| What to do |
Scan the entries that follow and work out how many lines contain "Arrival". Give the number and nothing else.

[[ Data supplied, beginning ]]

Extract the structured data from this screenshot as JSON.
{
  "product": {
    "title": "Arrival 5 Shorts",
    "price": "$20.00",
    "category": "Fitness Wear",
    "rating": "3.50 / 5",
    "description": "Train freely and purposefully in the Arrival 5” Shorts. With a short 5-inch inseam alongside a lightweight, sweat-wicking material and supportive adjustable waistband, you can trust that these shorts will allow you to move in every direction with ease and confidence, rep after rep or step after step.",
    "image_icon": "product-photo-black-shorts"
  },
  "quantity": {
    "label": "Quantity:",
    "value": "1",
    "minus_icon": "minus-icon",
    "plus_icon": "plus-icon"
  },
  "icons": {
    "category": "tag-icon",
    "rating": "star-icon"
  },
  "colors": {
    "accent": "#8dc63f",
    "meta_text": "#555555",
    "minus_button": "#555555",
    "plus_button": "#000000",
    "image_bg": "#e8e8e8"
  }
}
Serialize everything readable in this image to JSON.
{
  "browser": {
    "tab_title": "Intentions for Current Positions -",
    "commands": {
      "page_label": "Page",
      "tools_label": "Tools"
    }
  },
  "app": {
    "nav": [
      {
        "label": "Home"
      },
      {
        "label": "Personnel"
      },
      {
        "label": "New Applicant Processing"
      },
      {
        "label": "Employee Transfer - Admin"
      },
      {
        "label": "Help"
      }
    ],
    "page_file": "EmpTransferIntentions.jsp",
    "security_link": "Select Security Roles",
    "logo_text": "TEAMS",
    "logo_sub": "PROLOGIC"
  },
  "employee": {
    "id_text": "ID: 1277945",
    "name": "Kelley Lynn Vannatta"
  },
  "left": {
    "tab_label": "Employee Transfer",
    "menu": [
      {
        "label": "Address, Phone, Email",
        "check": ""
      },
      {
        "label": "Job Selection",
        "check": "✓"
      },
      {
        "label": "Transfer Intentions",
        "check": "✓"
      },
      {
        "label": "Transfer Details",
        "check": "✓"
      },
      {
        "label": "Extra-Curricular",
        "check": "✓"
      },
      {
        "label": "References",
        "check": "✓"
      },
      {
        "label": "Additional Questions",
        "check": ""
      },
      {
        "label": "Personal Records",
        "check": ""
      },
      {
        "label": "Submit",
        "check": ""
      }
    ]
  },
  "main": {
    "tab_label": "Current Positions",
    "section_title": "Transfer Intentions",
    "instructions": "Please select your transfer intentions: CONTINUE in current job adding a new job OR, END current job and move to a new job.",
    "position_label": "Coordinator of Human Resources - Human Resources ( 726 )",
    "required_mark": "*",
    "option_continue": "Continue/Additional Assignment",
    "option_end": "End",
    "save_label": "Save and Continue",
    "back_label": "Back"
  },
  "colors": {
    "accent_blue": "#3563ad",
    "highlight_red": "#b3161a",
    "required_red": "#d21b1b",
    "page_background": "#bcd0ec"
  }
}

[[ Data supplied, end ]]

| Problem solution |
2